I know where he was coming from, and how we shouldn’t make decisions purely based on performance (we would all be doing assembly if that was the case.) While it is true that as a startup (or even in the case of a well established player), building the MVP and getting it to the users is paramount, you really dont want to face the situation where you suddenly have a huge influx of users (say it goes viral) and you are caught between a ROCK (scale horizontally by throwing compute units at the problem) and a HARD PLACE (have to rewrite the solution in a technology more amenable to scaling.) Both of these options are expensive, and can potentially be a deal breaker.
Therefore, provided everything else is more or less equal, choosing the more performant one is never a bad thing.
With this context, I decided to compare the two solutions for their performance, given that they more or less looked the same. I decided to allow the system under test to use as many cores as they wanted, and then hit them with 100 concurrent users, each of which is going full tilk for around 20 seconds (used the awesome wrk tool for benchmarking.)
* The Callbacks, Fibers and Promises versions are created using Express. The Stdlib versions use the http support in the corresponding standard libraries.
All the numbers are in req/s as given by wrk (higher is better.) The latency details are in brackets (lower is better.) Clicking the numbers will take you to the corresponding code in the GitHub repo (the README has the detailed numbers.)
The tests were done on an updated Ubuntu 14.04 box with a Intel i7 4770 processor, 16 GB of RAM and a SSD.
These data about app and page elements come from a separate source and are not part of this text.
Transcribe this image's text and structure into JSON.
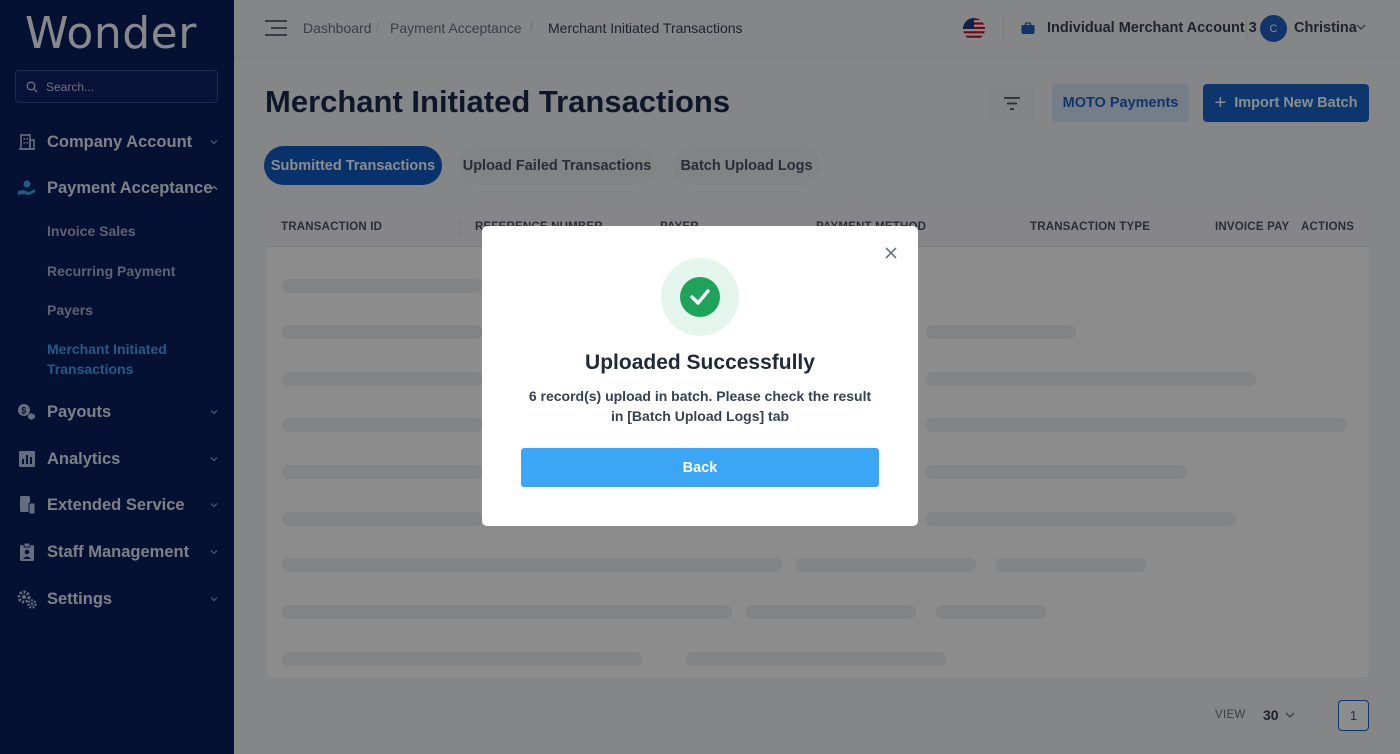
{
  "app": {
    "logo": "Wonder"
  },
  "search": {
    "placeholder": "Search..."
  },
  "sidebar": {
    "items": [
      {
        "label": "Company Account",
        "icon": "building-icon"
      },
      {
        "label": "Payment Acceptance",
        "icon": "hand-card-icon",
        "expanded": true,
        "children": [
          {
            "label": "Invoice Sales"
          },
          {
            "label": "Recurring Payment"
          },
          {
            "label": "Payers"
          },
          {
            "label": "Merchant Initiated Transactions",
            "label_line1": "Merchant Initiated",
            "label_line2": "Transactions",
            "active": true
          }
        ]
      },
      {
        "label": "Payouts",
        "icon": "coins-icon"
      },
      {
        "label": "Analytics",
        "icon": "bar-chart-icon"
      },
      {
        "label": "Extended Service",
        "icon": "devices-icon"
      },
      {
        "label": "Staff Management",
        "icon": "staff-icon"
      },
      {
        "label": "Settings",
        "icon": "gears-icon"
      }
    ]
  },
  "breadcrumb": [
    "Dashboard",
    "Payment Acceptance",
    "Merchant Initiated Transactions"
  ],
  "header": {
    "account_name": "Individual Merchant Account 3",
    "user_initial": "C",
    "user_name": "Christina"
  },
  "page": {
    "title": "Merchant Initiated Transactions",
    "moto_label": "MOTO Payments",
    "import_label": "Import New Batch"
  },
  "tabs": [
    {
      "label": "Submitted Transactions",
      "active": true
    },
    {
      "label": "Upload Failed Transactions"
    },
    {
      "label": "Batch Upload Logs"
    }
  ],
  "table": {
    "columns": [
      "TRANSACTION ID",
      "REFERENCE NUMBER",
      "PAYER",
      "PAYMENT METHOD",
      "TRANSACTION TYPE",
      "INVOICE PAY",
      "ACTIONS"
    ]
  },
  "pagination": {
    "view_label": "VIEW",
    "page_size": "30",
    "current_page": "1"
  },
  "modal": {
    "title": "Uploaded Successfully",
    "message": "6 record(s) upload in batch. Please check the result in [Batch Upload Logs] tab",
    "button_label": "Back"
  },
  "colors": {
    "sidebar_bg": "#0a1f5c",
    "primary": "#1763c6",
    "active_link": "#3fa6f5",
    "success": "#1fa35a",
    "modal_button": "#3aa6f5"
  }
}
As you can see, the fibers method of doing async IO in node.js comes with a perceivable loss in throughput compared to the pure callbacks based approach, but looks relatively better than the promises version for this micro-benchmark.
At the same time, the default way of doing IO in Golang does very well for itself. More than 134,000 req/s with a 3.81 ms 99th percentile latency. All this without having to go through crazy callbacks/promises hoops. How cool is that?
How the tests were run?
- Go 1.3beta1
- node.js 0.10.28
- wrk 3.1.0
Command used to run
A more detailed description is available in the README but I will explain a simple version here:
- Start the program (by say running ./start_martini.sh)
- Run the benchmark (by running ./bench.sh)
- Record the result
- Rince and repeat 3 times and take the best run
- All cores on the Intel i7 4770 were set to the performance governor
- Redis was not tweaked
- ulimit was not raised
This is part 1 in a multipart series looking at how async IO (and programming in general) is done in various languages/platforms. We will be going indepth into one language/platform with the every new article in the series. Future parts will look at Scala, Clojure, Java, C#, Python and Ruby based frameworks and try and present a holistic view of the async world.
But one thing is very clear, async IO is here to stay. Not embrassing it would be foolhardy given the need to stay lean. Hope these articles help you understand gravity of the decision.
While some might argue that what we did in Golang was not really async, as the call was blocking in nature. But the net result achieved, and the reason why Go is still able to provide an awesome throughput despite blocking IO calls, is because the Go runtime essentially does the heavy lifting for you. When one goroutine is busy waiting for the results of a IO call to come back, other goroutines can take their place and not waste CPU cycles. The fact that this mechanism allows us to get away with fewer threads that would be required otherwise, is the icing on top.